Records for this exercise >>
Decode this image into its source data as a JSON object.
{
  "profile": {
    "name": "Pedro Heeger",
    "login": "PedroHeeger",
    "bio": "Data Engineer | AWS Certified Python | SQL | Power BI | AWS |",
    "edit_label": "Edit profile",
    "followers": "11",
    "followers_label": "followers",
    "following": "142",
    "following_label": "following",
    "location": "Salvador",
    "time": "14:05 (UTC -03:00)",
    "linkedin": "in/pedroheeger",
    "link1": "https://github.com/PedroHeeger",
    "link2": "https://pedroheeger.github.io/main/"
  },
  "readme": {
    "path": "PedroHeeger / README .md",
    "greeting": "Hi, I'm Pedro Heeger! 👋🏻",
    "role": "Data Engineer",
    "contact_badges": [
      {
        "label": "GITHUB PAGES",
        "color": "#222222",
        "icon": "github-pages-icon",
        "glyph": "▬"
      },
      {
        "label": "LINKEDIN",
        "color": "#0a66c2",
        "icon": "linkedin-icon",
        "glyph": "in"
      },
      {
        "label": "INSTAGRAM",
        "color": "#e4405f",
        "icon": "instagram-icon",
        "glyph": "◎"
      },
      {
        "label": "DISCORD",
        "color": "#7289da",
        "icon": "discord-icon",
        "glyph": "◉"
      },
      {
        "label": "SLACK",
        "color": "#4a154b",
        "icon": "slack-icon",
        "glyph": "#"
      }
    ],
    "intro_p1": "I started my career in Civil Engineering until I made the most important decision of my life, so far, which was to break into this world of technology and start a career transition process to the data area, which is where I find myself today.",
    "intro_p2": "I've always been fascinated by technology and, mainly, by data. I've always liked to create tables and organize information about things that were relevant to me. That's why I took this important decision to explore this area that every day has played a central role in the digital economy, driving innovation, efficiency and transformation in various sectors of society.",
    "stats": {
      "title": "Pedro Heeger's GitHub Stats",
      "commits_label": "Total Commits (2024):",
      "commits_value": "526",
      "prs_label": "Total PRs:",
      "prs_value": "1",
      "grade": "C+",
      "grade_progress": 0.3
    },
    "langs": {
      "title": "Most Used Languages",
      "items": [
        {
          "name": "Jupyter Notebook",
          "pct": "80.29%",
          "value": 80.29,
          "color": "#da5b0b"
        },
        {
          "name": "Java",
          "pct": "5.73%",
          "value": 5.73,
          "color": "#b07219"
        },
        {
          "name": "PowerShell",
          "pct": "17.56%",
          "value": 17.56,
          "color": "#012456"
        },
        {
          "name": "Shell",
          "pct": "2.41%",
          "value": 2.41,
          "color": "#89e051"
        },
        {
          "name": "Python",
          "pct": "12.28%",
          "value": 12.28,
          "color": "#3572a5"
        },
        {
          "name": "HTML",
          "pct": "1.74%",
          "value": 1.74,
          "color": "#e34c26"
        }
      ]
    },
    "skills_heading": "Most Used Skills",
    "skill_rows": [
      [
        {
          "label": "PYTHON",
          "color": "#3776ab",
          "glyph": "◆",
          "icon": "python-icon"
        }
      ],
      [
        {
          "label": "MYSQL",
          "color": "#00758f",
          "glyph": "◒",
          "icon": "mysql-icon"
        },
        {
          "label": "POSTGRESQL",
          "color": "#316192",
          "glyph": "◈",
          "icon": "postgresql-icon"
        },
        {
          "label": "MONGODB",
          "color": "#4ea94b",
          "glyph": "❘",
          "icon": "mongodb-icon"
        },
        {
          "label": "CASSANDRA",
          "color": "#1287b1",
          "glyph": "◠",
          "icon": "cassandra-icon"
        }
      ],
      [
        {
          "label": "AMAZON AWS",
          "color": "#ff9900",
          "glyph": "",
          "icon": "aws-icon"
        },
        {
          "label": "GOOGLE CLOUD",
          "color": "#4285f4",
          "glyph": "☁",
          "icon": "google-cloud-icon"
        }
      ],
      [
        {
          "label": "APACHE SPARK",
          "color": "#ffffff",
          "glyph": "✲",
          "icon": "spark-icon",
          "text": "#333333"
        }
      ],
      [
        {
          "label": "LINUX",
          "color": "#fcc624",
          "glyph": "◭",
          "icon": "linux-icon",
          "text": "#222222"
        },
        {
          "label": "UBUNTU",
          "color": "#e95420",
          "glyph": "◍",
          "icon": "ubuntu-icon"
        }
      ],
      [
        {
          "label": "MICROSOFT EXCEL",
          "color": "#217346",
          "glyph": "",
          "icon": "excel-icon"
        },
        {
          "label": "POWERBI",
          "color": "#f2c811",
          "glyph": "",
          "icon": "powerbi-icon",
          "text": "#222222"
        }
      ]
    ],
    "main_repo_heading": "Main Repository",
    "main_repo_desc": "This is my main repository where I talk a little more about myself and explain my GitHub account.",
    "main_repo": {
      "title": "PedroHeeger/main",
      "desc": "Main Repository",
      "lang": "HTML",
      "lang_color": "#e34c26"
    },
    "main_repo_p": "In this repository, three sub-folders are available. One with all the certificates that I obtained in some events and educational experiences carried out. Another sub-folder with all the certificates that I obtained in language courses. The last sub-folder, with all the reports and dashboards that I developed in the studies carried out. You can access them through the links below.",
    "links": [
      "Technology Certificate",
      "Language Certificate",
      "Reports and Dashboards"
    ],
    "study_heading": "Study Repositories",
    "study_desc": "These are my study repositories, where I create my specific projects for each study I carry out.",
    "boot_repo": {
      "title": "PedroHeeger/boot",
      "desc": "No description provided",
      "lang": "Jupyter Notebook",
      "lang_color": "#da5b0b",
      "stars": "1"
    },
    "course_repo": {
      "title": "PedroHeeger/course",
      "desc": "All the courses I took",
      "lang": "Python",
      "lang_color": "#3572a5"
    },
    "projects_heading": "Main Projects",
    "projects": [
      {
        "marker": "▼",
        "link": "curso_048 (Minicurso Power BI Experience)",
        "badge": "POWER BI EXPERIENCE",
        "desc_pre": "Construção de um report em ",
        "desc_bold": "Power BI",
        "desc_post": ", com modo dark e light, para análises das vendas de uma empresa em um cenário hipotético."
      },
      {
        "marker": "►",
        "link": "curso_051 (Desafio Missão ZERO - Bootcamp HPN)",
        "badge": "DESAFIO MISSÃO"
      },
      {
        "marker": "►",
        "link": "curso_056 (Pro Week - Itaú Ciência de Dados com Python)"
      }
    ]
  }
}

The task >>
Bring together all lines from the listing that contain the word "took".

Result of the task >>
    "intro_p2": "I've always been fascinated by technology and, mainly, by data. I've always liked to create tables and organize information about things that were relevant to me. That's why I took this important decision to explore this area that every day has played a central role in the digital economy, driving innovation, efficiency and transformation in various sectors of society.",
      "desc": "All the courses I took",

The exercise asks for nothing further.